Excerpts from an interface dataset:
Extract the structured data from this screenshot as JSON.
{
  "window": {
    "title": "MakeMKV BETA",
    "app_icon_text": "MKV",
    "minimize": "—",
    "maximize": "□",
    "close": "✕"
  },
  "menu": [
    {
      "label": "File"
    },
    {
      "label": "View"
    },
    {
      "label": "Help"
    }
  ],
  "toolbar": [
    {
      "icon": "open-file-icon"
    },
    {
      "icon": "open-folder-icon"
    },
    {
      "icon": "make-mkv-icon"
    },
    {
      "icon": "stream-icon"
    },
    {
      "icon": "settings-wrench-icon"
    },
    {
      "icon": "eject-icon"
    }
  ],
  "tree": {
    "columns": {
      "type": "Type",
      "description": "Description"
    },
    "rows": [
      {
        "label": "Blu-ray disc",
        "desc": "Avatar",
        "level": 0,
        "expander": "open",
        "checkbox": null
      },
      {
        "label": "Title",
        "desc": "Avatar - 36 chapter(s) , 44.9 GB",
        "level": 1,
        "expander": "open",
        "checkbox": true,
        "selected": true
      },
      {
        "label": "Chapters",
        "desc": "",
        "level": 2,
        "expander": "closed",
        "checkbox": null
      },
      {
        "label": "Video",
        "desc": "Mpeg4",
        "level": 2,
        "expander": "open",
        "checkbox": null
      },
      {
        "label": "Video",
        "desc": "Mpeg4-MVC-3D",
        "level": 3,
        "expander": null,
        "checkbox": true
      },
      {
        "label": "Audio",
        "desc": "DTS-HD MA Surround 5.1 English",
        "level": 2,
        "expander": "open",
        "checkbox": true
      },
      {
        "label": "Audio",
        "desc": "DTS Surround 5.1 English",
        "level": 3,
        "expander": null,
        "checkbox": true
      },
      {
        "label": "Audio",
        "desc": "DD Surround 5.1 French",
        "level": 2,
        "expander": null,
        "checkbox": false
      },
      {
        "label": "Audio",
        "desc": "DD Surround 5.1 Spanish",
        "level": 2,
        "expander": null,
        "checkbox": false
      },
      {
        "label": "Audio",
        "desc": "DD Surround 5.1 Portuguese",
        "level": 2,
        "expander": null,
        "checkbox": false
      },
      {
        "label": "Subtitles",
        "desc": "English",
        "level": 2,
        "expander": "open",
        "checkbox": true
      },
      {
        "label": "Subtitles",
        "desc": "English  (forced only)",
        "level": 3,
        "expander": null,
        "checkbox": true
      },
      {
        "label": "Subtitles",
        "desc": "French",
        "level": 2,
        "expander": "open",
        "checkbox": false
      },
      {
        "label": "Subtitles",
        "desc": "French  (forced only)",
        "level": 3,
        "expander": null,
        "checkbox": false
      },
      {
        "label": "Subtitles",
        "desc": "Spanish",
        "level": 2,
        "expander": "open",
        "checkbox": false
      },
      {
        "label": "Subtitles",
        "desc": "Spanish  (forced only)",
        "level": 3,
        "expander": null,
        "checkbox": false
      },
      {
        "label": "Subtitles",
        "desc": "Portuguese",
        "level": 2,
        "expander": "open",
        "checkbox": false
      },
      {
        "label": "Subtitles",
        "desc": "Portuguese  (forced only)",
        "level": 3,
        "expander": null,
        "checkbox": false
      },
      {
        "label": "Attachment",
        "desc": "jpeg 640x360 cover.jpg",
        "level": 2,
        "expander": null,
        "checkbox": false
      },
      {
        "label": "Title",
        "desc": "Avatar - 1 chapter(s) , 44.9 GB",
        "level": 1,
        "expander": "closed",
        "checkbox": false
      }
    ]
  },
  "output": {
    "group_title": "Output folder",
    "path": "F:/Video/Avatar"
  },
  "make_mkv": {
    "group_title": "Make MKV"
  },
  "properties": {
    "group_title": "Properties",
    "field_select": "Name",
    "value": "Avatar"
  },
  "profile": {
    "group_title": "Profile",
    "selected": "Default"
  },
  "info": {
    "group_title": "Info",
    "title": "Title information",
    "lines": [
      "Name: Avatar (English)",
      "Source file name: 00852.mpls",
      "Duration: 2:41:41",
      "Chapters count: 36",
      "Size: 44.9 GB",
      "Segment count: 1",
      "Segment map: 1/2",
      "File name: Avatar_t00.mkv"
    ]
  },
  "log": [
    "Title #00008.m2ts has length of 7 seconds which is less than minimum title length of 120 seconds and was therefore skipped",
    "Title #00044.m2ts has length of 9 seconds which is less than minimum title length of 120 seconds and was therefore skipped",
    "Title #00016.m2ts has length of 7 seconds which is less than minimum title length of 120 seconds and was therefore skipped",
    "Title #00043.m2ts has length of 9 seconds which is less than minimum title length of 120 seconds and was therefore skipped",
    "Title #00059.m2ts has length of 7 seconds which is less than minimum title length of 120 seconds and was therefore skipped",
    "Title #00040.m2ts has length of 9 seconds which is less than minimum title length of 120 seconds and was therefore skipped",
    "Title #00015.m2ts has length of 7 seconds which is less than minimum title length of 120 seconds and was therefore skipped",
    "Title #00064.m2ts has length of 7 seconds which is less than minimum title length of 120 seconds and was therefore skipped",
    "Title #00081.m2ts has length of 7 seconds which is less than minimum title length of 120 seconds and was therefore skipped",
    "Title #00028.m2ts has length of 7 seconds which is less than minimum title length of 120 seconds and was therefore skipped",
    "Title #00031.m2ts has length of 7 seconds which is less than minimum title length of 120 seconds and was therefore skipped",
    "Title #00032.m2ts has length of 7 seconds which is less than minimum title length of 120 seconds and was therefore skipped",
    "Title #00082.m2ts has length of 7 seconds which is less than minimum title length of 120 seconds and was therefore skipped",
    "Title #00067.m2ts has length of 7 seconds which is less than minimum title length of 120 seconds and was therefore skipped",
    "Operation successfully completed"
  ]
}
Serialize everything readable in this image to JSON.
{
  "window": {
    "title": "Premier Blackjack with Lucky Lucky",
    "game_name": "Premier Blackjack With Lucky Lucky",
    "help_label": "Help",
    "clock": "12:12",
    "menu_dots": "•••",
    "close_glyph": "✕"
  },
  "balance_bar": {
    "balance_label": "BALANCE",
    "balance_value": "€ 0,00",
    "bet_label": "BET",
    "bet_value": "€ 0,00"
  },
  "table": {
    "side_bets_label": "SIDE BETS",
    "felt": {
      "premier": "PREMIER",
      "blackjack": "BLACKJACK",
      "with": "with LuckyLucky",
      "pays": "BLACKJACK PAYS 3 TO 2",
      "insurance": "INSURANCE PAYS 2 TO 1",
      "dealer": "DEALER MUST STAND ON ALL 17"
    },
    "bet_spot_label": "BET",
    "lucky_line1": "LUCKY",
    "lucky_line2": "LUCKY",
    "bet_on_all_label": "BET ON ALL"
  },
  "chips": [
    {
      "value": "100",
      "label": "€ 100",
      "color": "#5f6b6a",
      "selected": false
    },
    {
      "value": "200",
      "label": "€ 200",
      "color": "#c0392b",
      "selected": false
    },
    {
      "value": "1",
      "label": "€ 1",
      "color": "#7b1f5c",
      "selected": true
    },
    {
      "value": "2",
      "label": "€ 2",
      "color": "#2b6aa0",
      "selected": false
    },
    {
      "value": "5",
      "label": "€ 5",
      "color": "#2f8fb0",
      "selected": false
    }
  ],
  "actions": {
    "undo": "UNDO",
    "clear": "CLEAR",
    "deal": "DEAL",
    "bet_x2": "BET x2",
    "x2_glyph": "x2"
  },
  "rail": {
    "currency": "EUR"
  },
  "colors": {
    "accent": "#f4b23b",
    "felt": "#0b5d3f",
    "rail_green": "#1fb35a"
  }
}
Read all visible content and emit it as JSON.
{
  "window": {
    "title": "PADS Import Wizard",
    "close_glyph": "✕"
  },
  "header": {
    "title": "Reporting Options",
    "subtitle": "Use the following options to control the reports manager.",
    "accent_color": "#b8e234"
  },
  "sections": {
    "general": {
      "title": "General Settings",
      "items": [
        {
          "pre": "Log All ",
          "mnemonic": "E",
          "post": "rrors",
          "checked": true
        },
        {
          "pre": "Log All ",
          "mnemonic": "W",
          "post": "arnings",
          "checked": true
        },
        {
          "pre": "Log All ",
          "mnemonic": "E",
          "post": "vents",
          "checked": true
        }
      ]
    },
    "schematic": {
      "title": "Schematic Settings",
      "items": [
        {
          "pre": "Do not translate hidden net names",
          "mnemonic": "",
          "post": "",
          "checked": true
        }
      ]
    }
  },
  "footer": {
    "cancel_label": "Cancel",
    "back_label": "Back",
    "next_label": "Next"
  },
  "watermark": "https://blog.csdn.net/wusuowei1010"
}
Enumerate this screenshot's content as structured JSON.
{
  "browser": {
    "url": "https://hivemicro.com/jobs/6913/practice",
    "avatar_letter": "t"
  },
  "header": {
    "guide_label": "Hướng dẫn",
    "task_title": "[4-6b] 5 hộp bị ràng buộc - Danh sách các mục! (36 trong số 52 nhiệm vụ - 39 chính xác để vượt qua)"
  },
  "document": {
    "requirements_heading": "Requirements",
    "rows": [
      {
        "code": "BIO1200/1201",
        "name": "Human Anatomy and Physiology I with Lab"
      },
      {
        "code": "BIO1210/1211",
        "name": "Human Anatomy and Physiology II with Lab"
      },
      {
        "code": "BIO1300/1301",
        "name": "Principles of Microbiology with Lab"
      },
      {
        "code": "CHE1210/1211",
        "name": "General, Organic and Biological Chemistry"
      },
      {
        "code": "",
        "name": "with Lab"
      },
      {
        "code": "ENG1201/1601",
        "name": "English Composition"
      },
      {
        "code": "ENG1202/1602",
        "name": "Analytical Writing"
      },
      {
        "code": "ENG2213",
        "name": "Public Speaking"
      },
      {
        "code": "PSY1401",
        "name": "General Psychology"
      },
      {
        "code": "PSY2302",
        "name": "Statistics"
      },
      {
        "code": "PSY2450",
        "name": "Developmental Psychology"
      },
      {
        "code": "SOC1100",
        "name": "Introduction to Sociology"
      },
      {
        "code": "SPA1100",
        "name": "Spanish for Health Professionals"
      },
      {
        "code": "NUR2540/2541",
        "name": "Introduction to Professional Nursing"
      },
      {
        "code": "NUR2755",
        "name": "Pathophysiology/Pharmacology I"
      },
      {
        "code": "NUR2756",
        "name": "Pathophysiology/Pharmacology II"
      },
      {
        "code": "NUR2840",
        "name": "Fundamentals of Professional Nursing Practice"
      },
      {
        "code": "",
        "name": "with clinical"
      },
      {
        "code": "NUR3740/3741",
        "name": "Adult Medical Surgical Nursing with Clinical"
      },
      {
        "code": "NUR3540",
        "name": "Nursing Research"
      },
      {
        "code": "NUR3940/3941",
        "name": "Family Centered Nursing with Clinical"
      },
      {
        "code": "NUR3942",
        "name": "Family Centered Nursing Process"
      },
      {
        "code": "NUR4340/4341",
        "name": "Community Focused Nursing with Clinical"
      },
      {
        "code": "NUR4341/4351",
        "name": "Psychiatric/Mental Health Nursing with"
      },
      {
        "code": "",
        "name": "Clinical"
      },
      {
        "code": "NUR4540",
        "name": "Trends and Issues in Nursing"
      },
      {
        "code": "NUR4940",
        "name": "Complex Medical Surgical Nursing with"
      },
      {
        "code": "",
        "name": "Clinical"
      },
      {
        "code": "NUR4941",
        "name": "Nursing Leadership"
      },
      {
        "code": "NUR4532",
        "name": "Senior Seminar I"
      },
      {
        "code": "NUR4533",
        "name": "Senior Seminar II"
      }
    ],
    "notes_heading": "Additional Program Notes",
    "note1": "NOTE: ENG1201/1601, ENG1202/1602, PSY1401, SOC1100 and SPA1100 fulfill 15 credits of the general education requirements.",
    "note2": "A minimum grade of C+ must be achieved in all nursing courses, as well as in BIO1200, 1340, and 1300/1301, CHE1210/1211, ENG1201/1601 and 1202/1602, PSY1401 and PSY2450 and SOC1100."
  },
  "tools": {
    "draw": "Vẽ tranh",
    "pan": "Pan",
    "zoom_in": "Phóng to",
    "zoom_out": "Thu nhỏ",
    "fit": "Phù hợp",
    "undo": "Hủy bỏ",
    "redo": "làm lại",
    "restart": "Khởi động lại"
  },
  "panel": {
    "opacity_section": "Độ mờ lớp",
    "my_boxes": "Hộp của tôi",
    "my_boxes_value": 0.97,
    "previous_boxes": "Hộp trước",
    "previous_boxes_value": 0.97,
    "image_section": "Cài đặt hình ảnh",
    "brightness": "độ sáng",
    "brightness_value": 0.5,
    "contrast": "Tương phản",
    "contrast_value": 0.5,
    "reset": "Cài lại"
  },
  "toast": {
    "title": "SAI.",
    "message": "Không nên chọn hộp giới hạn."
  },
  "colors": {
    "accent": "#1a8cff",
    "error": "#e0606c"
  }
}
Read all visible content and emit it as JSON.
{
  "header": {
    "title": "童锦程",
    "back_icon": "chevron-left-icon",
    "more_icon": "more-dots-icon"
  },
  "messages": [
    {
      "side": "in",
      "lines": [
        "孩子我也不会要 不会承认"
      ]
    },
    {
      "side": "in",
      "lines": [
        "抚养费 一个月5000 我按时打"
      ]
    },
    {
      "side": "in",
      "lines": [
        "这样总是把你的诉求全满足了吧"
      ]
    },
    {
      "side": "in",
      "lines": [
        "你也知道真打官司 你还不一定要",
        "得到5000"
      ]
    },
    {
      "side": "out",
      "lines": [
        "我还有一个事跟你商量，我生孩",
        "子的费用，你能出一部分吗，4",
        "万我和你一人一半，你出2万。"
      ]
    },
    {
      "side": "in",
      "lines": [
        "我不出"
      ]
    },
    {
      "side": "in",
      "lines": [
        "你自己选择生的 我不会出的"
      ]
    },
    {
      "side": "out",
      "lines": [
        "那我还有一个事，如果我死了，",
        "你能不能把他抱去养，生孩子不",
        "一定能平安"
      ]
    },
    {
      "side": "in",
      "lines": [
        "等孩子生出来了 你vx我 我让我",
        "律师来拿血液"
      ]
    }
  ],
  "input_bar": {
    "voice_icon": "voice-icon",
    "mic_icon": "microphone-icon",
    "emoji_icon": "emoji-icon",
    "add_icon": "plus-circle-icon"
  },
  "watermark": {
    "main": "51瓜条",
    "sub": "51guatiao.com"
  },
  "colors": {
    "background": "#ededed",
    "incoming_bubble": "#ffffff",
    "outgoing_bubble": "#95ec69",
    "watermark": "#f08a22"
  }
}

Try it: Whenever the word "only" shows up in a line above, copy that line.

Solution below:
        "desc": "English  (forced only)",
        "desc": "French  (forced only)",
        "desc": "Spanish  (forced only)",
        "desc": "Portuguese  (forced only)",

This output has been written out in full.